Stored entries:

===

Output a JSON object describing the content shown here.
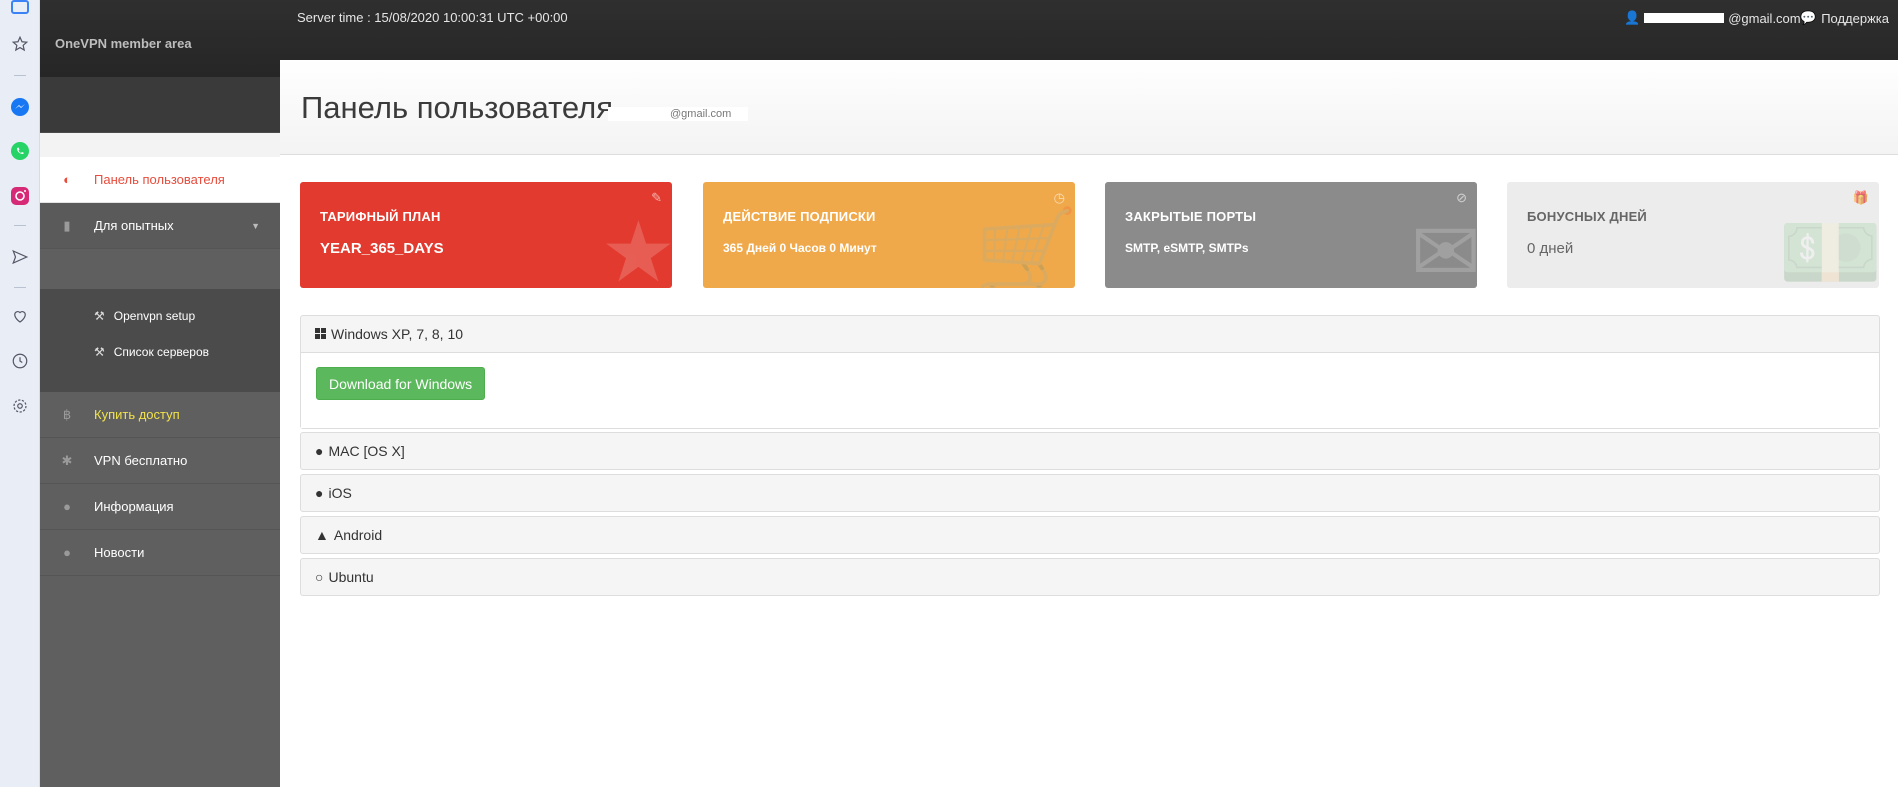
{
  "header": {
    "brand": "OneVPN member area",
    "server_time": "Server time : 15/08/2020 10:00:31 UTC +00:00",
    "user_email_visible": "@gmail.com",
    "support_label": "Поддержка"
  },
  "sidebar": {
    "items": [
      {
        "label": "Панель пользователя",
        "icon": "dashboard-icon"
      },
      {
        "label": "Для опытных",
        "icon": "puzzle-icon"
      },
      {
        "label": "Купить доступ",
        "icon": "bitcoin-icon"
      },
      {
        "label": "VPN бесплатно",
        "icon": "asterisk-icon"
      },
      {
        "label": "Информация",
        "icon": "user-icon"
      },
      {
        "label": "Новости",
        "icon": "user-icon"
      }
    ],
    "submenu": [
      {
        "label": "Openvpn setup",
        "icon": "wrench-icon"
      },
      {
        "label": "Список серверов",
        "icon": "wrench-icon"
      }
    ]
  },
  "page": {
    "title": "Панель пользователя",
    "title_suffix": "@gmail.com"
  },
  "cards": [
    {
      "label": "ТАРИФНЫЙ ПЛАН",
      "value": "YEAR_365_DAYS",
      "color": "#e23a2e"
    },
    {
      "label": "ДЕЙСТВИЕ ПОДПИСКИ",
      "value": "365 Дней 0 Часов 0 Минут",
      "color": "#f0a94a"
    },
    {
      "label": "ЗАКРЫТЫЕ ПОРТЫ",
      "value": "SMTP, eSMTP, SMTPs",
      "color": "#8b8b8b"
    },
    {
      "label": "БОНУСНЫХ ДНЕЙ",
      "value": "0 дней",
      "color": "#ececec"
    }
  ],
  "platforms": [
    {
      "label": "Windows XP, 7, 8, 10",
      "icon": "windows-icon",
      "button": "Download for Windows"
    },
    {
      "label": "MAC [OS X]",
      "icon": "apple-icon"
    },
    {
      "label": "iOS",
      "icon": "apple-icon"
    },
    {
      "label": "Android",
      "icon": "android-icon"
    },
    {
      "label": "Ubuntu",
      "icon": "linux-icon"
    }
  ]
}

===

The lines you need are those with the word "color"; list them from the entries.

(ANSWER BOX)
      "color": "#e23a2e"
      "color": "#f0a94a"
      "color": "#8b8b8b"
      "color": "#ececec"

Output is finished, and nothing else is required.